The cephalic anatomy of workers of the ant species Wasmannia affinis (Formicidae, Hymenoptera, Insecta) and its evolutionary implications

  • Articles in SCI Journals
  • Sep, 2019

Richter, A., Keller, R.A., Rosumek, F.B., Economo, E.P., Garcia, F.H. & Beutel. R.G. (2019) The cephalic anatomy of workers of the ant species Wasmannia affinis (Formicidae, Hymenoptera, Insecta) and its evolutionary implications.

Arthropod Structure & Development, 49, 26-49. DOI:10.1016/j.asd.2019.02.002 (IF2019 1,836; Q1 Entomology)
Summary:

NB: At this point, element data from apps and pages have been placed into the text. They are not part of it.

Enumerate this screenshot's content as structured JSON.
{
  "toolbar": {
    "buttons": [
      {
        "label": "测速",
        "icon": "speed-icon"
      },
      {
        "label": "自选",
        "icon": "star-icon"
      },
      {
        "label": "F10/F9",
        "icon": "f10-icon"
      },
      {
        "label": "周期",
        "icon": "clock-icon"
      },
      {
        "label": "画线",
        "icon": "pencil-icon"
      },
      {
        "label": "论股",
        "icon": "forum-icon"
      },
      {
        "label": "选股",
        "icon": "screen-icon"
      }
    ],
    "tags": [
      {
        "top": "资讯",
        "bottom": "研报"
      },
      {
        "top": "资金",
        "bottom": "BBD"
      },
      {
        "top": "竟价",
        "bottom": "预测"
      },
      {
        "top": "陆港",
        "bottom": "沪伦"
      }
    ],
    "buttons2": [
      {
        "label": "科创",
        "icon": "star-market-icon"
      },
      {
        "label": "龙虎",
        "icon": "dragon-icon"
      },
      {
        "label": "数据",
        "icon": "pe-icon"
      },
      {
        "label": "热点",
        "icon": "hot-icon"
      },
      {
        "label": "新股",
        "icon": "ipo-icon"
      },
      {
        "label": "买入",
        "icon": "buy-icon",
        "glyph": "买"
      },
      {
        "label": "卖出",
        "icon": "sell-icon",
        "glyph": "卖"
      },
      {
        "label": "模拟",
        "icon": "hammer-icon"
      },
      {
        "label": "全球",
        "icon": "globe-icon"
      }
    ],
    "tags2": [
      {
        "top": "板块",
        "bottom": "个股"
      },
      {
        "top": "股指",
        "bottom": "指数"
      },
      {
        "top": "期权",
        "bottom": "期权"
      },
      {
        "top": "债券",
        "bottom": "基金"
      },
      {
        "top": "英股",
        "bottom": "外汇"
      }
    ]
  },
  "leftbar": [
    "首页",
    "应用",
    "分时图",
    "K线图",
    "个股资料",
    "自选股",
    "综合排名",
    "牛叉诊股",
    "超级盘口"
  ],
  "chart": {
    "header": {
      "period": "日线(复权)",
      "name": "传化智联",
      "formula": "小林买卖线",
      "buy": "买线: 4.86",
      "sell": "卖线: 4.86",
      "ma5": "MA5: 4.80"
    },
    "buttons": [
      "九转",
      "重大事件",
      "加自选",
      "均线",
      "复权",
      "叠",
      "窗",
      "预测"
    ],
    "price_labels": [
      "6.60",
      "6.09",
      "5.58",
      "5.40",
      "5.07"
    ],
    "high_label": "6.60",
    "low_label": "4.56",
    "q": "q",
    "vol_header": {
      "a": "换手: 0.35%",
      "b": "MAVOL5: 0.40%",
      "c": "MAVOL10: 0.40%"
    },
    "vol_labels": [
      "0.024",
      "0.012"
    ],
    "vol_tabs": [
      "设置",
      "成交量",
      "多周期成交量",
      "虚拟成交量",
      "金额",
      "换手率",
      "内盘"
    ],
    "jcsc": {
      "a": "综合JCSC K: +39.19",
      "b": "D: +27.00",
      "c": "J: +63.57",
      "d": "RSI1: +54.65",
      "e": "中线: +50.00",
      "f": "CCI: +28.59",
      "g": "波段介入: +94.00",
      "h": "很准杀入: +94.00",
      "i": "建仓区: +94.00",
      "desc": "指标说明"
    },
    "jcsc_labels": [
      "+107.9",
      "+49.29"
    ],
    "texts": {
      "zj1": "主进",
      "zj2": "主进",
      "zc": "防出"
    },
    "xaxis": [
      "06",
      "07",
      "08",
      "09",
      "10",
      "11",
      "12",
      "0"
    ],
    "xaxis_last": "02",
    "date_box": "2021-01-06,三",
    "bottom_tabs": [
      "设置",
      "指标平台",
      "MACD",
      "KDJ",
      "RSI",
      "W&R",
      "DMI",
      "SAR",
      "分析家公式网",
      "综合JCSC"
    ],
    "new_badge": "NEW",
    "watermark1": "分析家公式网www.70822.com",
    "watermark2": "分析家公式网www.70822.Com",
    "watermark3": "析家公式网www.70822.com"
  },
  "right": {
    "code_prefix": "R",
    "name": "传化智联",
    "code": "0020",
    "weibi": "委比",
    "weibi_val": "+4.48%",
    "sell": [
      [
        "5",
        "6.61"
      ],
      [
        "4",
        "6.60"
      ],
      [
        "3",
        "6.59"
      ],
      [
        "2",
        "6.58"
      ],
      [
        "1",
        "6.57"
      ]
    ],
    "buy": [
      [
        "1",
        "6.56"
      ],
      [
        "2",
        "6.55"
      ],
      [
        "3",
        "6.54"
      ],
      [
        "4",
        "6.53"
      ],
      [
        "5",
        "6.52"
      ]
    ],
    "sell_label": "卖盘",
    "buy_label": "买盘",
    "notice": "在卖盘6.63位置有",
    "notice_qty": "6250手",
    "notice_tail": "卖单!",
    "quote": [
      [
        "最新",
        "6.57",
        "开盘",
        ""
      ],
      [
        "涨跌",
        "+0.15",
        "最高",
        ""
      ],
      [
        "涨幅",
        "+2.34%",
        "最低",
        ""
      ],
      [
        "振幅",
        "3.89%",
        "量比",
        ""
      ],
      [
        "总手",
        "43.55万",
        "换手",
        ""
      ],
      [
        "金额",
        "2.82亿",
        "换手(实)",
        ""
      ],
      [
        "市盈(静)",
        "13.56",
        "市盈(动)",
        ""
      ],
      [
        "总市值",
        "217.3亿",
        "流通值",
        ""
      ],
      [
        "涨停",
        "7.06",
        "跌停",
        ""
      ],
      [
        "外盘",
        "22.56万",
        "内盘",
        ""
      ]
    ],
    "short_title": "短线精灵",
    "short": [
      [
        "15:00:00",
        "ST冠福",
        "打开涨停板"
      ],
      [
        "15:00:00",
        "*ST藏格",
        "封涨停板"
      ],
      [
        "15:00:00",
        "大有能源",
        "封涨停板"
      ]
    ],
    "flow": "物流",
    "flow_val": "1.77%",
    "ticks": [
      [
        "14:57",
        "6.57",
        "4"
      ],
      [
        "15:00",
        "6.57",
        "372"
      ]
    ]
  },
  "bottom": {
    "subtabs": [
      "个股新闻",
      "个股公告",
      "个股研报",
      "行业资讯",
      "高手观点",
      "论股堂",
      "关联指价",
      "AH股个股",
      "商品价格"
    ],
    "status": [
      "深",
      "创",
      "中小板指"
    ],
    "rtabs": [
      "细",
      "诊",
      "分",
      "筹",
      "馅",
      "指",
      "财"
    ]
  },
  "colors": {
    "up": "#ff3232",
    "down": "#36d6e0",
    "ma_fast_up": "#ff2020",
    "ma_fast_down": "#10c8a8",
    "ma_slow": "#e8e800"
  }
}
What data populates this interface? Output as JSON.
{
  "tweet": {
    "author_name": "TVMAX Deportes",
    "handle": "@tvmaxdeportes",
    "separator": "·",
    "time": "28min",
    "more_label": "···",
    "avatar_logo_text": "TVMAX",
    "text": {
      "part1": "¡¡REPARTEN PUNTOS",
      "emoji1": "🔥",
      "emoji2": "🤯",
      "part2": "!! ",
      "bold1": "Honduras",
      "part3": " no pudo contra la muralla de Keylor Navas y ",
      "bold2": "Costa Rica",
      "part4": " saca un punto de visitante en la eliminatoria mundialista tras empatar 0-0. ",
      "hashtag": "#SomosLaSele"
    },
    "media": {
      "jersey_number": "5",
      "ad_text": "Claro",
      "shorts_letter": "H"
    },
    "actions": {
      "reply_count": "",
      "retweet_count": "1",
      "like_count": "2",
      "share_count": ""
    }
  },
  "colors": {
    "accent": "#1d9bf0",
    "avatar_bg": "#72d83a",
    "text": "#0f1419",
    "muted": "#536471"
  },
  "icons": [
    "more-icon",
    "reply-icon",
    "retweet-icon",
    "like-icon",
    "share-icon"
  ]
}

Despite the ecological significance of ants and the intensive research attention they have received, thorough treatments of the anatomy and functional morphology are still scarce. In this study we document the head morphology of workers of the myrmicine Wasmannia affinis with optical microscopy, μ-computed tomography, scanning electron microscopy, and 3D reconstruction, providing the first complete anatomical treatment of an ant head with a broad array of modern techniques. We discuss the potential of the applied methods to generate detailed and well-documented morphological data sets with increased efficiency. We also address homology problems, particularly in the context of the cephalic digestive tract. According to our analyses the "pharynx" of previous ant studies is homologous to the prepharynx of other insects. We also discuss the phylogenetic potential and functional significance of the observed characters, with internal features such as tentorium and musculature discussed for the first time. Our investigation underlines that detailed anatomical data for Formicidae are still very fragmentary, which in turn limits our understanding of the major design elements underlying the ant bauplan. We attempt to provide a template for further anatomical studies, which will help to understand the evolution of this fascinating group on the phenotypic level.


https://www.ncbi.nlm.nih.gov/pubmed/30738181

Team

  • The cephalic anatomy of workers of the ant species Wasmannia affinis (Formicidae, Hymenoptera, Insecta) and its evolutionary implications Roberto Andrés Keller Pérez Natural History & Systematics - NHS